## What is being asked:
In the data that follows, count the lines in which the word "haechan" occurs, and report that figure alone.

## Material for this task:

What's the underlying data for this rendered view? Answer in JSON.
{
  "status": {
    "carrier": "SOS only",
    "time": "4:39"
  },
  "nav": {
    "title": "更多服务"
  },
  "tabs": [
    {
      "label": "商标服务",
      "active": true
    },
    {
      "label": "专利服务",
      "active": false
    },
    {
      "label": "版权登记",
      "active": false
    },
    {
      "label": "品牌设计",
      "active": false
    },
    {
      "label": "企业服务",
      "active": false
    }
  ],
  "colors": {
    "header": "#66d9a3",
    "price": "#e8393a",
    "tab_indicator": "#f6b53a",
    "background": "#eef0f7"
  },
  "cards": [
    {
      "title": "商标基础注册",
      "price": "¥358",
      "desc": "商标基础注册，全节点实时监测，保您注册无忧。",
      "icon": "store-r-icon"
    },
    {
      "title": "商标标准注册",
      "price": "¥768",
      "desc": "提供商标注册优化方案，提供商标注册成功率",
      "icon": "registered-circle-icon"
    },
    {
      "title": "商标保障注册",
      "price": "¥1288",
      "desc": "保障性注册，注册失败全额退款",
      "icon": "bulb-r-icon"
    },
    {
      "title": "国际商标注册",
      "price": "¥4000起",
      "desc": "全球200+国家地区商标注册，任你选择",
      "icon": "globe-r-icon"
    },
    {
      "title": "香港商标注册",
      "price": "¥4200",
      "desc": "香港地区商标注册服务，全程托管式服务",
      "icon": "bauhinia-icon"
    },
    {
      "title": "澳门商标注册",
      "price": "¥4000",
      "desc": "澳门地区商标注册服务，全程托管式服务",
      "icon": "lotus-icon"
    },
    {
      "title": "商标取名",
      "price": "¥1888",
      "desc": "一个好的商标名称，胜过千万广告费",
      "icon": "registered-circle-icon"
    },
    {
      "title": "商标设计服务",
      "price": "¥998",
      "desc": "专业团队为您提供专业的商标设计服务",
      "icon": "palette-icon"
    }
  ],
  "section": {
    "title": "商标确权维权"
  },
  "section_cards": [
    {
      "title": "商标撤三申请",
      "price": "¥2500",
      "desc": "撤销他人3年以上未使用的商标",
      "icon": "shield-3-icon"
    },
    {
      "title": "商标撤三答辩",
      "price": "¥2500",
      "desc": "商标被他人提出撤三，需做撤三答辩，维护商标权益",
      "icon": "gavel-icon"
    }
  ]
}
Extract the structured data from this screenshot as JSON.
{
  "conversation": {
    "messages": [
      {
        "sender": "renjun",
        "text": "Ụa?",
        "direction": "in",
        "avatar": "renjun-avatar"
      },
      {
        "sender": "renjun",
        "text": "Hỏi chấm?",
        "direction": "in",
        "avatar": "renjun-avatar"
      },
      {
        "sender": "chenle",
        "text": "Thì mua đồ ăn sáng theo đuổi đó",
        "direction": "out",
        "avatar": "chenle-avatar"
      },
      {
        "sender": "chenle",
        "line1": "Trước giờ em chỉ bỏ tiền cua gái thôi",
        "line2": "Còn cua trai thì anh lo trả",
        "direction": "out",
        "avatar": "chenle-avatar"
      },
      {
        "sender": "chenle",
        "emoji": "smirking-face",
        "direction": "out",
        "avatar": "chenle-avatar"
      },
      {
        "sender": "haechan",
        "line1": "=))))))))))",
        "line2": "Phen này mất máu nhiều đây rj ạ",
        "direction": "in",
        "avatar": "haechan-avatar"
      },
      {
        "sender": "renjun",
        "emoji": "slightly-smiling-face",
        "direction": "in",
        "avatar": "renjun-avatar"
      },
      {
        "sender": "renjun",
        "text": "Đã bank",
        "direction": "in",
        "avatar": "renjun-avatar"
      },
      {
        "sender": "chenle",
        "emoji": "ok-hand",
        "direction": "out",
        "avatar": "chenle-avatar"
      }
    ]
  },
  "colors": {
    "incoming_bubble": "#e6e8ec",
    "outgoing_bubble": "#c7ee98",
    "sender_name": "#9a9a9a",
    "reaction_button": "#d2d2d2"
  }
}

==

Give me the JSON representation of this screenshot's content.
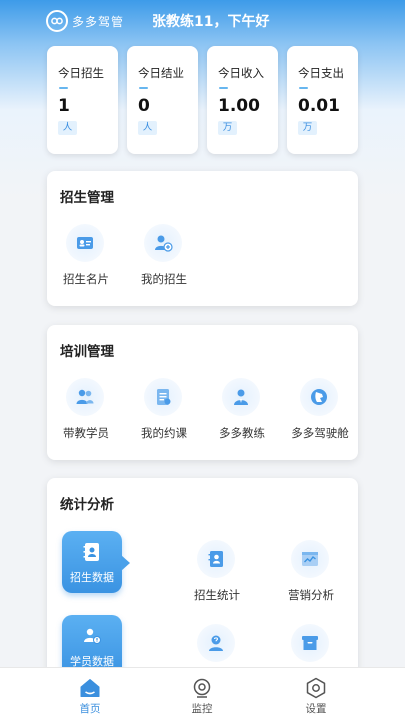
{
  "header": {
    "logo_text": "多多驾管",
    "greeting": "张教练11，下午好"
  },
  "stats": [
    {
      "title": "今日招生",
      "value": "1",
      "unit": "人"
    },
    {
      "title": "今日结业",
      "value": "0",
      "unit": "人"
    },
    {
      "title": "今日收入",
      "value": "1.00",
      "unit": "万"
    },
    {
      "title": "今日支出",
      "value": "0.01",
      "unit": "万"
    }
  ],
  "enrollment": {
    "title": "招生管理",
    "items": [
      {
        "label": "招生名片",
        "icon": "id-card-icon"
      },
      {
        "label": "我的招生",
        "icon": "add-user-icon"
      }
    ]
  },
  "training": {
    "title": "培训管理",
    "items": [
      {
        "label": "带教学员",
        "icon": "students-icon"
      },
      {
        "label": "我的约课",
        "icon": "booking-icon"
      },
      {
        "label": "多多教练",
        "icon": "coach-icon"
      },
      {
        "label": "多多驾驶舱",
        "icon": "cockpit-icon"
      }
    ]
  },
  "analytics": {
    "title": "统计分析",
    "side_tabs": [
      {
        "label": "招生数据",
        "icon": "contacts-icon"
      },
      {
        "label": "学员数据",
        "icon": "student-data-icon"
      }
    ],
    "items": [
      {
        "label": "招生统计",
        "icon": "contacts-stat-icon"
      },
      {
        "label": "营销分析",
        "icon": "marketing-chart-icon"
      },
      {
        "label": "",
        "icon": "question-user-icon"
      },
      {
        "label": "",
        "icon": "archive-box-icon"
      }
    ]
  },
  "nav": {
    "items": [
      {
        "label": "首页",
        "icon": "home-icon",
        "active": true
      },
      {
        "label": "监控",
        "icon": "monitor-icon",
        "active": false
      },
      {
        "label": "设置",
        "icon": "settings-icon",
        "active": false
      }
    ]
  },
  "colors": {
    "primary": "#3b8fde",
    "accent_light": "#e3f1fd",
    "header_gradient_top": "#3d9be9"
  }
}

## Your response:
2